Hoyt H. Houchen
The conversion of Lydia and her household is recorded in Acts 16:11-15. This case, as is true of all other conversions in the New Testament, impresses us with the fact that God has only one method of saving people. There is only one way to reach heaven and we must make sure that we are on that way (See John 14:6; Acts 18:26; Matt. 7:13-14).
The Holy Spirit had forbidden Paul and his company to preach the word in Asia and Bithynia. Paul’s vision at Troas made him realize that God had work for him to do in Europe, and thus he sought to “go forth into Macedonia” (Acts 16:10). Paul, Timothy, Silas, and now joined by Luke, found a ship ready to sail for Europe. They made a straight course to Samothrace, the day following to Neapolis, and then to Philippi, the chief city in that part of Macedonia and a Roman colony. After tarrying several days in this city, on the Sabbath day they went to the river side and there they found Lydia and other women who had gathered at this place of prayer.
Lydia was a business woman from Thyatira, a city some 300 miles from Philippi; it was south and in Asia. She was a seller of purple dye which was very expensive, and could only be purchased by kings and the wealthy. Even though she was a worshipper of God, she was in error because she did not worship him in the right way.
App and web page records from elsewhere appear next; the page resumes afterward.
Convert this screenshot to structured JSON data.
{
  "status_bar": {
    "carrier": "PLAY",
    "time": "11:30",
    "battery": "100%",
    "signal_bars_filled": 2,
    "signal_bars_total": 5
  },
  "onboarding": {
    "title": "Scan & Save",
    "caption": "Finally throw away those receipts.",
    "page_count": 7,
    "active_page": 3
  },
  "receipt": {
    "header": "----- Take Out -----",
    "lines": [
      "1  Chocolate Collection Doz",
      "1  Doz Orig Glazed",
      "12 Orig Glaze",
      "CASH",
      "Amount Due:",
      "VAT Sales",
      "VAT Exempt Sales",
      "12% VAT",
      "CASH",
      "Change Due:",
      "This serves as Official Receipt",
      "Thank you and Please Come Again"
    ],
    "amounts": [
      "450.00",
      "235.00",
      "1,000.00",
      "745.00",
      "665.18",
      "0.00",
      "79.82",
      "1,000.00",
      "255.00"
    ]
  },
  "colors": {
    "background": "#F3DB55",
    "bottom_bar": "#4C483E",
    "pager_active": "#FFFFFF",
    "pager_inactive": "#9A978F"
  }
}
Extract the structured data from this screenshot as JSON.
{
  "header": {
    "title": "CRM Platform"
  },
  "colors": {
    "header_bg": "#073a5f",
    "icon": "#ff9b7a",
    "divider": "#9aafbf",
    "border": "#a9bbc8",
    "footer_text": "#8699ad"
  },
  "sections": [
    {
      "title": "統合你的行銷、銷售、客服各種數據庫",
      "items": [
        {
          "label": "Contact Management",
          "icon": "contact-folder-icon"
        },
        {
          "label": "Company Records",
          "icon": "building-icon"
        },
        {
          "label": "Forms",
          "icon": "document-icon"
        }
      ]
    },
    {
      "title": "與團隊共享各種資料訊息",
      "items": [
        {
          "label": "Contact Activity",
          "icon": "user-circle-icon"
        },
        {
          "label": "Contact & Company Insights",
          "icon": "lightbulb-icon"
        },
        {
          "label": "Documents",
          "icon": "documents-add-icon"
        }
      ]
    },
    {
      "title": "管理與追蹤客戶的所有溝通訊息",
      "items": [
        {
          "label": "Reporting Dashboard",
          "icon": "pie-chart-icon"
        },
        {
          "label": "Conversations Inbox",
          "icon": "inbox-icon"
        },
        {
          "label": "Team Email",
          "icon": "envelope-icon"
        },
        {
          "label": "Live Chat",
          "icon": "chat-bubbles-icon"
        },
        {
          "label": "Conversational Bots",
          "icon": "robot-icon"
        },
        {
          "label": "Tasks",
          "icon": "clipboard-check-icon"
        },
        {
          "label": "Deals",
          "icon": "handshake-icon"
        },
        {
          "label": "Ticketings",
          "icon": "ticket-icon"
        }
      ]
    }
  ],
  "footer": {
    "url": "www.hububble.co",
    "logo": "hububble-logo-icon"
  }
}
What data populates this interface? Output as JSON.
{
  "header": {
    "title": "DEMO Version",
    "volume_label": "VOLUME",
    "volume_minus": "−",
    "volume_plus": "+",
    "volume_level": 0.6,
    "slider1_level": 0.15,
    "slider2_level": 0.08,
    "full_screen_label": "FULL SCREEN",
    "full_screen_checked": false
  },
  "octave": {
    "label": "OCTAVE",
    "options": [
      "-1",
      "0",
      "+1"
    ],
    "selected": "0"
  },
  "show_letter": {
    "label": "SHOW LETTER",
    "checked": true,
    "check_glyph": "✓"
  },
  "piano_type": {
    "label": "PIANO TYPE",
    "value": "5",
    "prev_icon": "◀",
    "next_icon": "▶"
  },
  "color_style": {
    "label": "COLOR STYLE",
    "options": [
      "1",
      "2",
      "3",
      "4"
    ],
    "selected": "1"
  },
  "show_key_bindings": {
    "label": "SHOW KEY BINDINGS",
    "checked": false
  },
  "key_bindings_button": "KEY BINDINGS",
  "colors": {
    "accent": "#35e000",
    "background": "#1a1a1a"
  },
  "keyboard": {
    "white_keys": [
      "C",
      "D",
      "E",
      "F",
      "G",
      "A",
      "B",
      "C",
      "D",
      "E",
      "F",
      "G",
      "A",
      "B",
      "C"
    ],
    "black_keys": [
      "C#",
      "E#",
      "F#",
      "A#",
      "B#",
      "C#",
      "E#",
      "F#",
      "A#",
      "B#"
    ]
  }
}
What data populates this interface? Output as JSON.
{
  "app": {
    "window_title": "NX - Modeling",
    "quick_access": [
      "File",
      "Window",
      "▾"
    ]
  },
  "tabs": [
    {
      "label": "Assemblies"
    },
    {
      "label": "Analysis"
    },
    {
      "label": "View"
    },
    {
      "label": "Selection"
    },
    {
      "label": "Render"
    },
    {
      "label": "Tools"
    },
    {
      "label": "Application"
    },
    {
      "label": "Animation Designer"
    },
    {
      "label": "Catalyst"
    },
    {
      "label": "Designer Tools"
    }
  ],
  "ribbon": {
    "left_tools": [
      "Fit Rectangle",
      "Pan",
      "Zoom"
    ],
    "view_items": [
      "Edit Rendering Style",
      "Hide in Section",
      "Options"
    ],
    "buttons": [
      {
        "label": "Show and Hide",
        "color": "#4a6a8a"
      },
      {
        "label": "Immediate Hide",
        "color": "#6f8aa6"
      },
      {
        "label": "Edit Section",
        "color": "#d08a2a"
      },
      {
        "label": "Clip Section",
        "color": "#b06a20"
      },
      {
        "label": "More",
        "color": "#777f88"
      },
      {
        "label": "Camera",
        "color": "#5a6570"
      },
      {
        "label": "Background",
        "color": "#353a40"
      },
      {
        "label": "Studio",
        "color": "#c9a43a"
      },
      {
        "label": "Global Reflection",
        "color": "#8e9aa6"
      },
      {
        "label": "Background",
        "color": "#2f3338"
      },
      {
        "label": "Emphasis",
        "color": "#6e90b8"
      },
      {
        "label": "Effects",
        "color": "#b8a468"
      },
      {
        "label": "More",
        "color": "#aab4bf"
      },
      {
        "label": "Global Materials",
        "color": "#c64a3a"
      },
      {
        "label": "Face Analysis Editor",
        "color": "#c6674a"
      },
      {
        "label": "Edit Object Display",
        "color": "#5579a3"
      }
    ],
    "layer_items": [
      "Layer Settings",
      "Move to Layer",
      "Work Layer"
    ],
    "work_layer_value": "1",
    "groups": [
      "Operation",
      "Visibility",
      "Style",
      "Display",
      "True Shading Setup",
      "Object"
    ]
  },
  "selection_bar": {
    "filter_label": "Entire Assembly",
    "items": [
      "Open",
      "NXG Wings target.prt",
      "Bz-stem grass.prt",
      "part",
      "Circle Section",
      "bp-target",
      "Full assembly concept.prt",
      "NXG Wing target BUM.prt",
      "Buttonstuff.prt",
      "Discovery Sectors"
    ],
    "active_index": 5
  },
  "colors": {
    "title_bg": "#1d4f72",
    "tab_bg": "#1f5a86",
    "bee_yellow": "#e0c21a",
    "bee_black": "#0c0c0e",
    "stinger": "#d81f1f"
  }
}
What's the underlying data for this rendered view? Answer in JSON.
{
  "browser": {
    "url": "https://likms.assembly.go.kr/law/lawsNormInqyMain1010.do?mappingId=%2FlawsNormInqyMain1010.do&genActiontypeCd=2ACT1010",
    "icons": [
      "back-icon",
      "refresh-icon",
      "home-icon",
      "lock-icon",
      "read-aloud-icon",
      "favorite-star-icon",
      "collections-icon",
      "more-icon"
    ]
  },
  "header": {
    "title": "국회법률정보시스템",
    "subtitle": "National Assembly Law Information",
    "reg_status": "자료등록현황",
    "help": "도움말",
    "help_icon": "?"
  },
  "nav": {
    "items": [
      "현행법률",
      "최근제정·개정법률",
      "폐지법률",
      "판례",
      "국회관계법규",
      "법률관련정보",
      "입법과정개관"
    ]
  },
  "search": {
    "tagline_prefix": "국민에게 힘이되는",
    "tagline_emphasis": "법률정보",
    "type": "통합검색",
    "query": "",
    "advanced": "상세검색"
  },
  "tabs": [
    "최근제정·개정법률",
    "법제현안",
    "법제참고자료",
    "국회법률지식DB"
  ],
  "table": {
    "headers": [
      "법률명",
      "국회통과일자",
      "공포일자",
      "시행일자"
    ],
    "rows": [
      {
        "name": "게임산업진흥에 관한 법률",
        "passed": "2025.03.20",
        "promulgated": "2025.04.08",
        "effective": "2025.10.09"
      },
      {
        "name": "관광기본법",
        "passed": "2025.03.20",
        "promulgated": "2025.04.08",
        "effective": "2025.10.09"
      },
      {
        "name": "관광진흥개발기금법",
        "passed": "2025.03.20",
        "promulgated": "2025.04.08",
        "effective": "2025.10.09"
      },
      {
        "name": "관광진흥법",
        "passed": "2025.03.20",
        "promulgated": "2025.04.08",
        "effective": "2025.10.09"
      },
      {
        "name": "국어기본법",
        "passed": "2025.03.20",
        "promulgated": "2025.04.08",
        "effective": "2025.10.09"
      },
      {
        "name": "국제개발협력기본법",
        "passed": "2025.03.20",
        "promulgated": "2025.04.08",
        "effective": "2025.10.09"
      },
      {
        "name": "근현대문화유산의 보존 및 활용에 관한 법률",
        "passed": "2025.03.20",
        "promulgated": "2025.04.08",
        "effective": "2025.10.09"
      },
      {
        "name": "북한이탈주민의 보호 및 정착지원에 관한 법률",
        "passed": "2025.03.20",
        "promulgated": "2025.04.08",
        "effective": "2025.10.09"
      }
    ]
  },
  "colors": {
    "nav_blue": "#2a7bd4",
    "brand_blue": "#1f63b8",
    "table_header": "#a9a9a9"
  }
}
It can be clearly seen from this that it is not enough that people be religious, worshippers of God, but they must be religiously right, worshipping God in the right way.
Of Lydia it is said in verse 14 of Acts 16, “whose heart the Lord opened to give heed unto the things which were spoken by Paul.” Paul preached to this company of women and Lydia’s heart was opened to the preaching. How was Lydia’s heart opened? This is the question that has given many a great amount of difficulty. Some have the idea that her heart was opened in some mysterious manner, separate and apart from the preaching of the gospel. If this were true, then her case was different to that of all others in the book of Acts. If Lydia’s heart was opened by a direct operation of the Holy Spirit as is contended by many of the denominationalists, then it is strange that she would be the exception to the rule. But how was Lydia’s heart opened? What saith the scriptures? The expression “whose heart the Lord opened” simply means that her mind was enlightened by the preaching of the Gospel. The Greek form of the word that is translated opened in Acts 16:14 is the verb dianoigo which according to Thayer is the idea “to open one’s soul, i.e. to rouse in one the faculty of understanding.” To the Ephesians who had heard the word of the Lord (Acts 19:10) Paul wrote: “having the eyes of your heart enlightened, that ye may know what is the hope of his calling” (Eph. 1:18). Lydia’s heart was opened in exactly the same way that anybody’s heart was opened who heard the Gospel. On the day of Pentecost when Peter preached a Gospel sermon, the hearts of the hearers were opened. Being convicted, they asked what they should do (Acts 2:37) and they were given the terms of pardon (Acts 2:38) and many of them obeyed (Acts 2:41). When the will of the Lord was made known to Lydia, her heart was opened, and she too obeyed (Acts 16:15). The Gospel is the power of God to save (Rom. 1:16) and there is no scriptural example of anyone being saved apart from it.
Why was Lydia’s heart opened? Her heart was not totally depraved as some would contend. She was a long way from total depravity because she was a worshipper of God. She needed teaching and this was supplied by the preaching of the Gospel. Upon learning what the Lord wanted her to do, she obeyed the gospel.
The conversion of Lydia was no different from any other case that we have studied. The circumstances were different, but the conditions were exactly the same. Acts 16:15 reads, “And when she was baptized, and her household, she besought us, saying, If ye have judged me to be faithful to the Lord, come into my house, and abide there. And she constrained us.” Here we have an example of active, saving, obedient faith. It is faith that saves us, but what kind of faith is it? It is the kind of faith that takes God at His word and does exactly what God tells us to do.
Paul preached the Gospel to Lydia and she obeyed it. The Gospel that was preached to her had facts to be believed, commands to be obeyed, and promises to be enjoyed. She believed the facts, she obeyed the commands, and as a result she enjoyed its promises while she lived upon this earth and upon her continued faithfulness she would enjoy eternal life in the hereafter.
Each example of conversion in the book of Acts illustrates the simplicity of God’s arrangement for salvation. It is the one way and no other way will do. When men are not led away by the teachings of men, they will have no difficulty in understanding what to do in order to be saved.